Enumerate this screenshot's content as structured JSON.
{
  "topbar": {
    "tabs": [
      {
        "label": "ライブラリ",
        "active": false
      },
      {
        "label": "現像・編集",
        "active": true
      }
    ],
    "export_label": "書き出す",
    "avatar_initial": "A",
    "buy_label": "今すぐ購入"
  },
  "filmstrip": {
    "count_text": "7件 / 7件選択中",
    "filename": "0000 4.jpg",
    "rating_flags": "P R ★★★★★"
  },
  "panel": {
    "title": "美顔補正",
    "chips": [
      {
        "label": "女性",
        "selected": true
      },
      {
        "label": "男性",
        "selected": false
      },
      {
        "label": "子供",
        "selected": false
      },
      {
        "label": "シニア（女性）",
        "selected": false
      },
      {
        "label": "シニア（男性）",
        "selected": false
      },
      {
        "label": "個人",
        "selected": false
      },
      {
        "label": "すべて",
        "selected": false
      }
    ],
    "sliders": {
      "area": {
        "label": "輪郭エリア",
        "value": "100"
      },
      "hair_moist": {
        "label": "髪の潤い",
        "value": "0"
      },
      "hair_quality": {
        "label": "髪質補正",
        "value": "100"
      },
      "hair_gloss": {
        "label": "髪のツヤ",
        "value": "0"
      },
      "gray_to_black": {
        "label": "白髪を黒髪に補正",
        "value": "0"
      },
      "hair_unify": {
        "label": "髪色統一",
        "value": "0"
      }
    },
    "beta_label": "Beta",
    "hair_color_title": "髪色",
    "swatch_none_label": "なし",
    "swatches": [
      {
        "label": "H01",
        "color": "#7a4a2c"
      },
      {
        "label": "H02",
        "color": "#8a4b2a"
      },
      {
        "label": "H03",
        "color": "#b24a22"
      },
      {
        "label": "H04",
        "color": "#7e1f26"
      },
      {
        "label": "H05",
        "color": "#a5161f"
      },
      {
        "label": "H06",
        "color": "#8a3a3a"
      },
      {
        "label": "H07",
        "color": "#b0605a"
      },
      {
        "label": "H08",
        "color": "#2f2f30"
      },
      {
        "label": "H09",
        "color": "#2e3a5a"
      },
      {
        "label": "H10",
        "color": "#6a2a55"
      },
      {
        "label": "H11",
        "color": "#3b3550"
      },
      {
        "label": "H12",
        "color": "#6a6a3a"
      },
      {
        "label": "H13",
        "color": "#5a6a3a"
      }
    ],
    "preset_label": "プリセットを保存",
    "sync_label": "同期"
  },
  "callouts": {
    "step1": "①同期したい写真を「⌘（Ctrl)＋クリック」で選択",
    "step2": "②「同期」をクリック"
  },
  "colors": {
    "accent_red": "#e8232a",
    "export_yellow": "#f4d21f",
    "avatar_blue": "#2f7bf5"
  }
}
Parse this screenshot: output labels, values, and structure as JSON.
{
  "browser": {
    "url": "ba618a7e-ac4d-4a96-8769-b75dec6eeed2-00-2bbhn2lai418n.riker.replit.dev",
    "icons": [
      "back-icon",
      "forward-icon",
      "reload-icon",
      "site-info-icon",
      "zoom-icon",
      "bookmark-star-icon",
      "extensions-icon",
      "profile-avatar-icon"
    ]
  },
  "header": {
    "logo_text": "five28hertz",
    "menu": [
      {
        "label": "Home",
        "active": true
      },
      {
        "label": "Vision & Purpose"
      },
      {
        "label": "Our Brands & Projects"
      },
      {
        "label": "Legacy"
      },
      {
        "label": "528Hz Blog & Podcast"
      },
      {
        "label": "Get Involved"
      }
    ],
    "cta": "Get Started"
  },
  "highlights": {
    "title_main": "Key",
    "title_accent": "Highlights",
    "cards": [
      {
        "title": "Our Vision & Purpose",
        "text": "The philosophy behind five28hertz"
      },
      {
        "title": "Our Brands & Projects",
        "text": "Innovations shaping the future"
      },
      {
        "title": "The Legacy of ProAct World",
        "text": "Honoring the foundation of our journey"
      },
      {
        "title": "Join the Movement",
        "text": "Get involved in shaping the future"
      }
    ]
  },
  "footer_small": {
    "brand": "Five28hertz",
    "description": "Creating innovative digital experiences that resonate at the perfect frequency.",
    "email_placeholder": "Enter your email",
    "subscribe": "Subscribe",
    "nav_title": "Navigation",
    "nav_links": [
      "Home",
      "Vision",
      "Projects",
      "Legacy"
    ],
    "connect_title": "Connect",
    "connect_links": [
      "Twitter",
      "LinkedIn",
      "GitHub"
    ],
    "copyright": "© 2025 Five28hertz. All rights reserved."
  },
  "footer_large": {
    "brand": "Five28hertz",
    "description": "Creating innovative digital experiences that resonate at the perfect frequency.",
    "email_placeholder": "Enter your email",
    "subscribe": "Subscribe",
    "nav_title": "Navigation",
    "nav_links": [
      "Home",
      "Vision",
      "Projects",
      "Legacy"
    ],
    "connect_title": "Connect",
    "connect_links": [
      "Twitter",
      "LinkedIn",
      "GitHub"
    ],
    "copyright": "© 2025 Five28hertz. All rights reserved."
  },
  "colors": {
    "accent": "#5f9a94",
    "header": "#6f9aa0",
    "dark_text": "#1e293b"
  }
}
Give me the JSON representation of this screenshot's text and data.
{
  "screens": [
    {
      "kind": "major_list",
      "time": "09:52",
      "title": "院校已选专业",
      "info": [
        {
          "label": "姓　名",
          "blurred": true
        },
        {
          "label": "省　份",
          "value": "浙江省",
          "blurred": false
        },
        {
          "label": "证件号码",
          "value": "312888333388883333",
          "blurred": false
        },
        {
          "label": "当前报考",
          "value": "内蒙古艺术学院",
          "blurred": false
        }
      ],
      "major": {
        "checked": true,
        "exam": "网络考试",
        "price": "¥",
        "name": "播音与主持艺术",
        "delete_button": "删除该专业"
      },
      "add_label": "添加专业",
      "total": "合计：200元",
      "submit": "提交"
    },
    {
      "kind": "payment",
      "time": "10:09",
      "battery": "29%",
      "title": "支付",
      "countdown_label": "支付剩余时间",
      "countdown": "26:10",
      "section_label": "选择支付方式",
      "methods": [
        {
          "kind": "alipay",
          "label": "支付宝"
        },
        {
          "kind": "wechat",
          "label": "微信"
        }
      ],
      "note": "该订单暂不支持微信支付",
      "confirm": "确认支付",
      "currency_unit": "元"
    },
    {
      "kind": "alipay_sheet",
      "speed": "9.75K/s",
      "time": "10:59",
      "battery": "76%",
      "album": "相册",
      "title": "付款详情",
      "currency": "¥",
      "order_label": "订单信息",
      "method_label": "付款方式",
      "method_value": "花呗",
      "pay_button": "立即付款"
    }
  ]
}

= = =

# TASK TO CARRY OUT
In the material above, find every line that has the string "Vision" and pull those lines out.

# WORKED SOLUTION
        "label": "Vision & Purpose"
        "title": "Our Vision & Purpose",
      "Vision",
      "Vision",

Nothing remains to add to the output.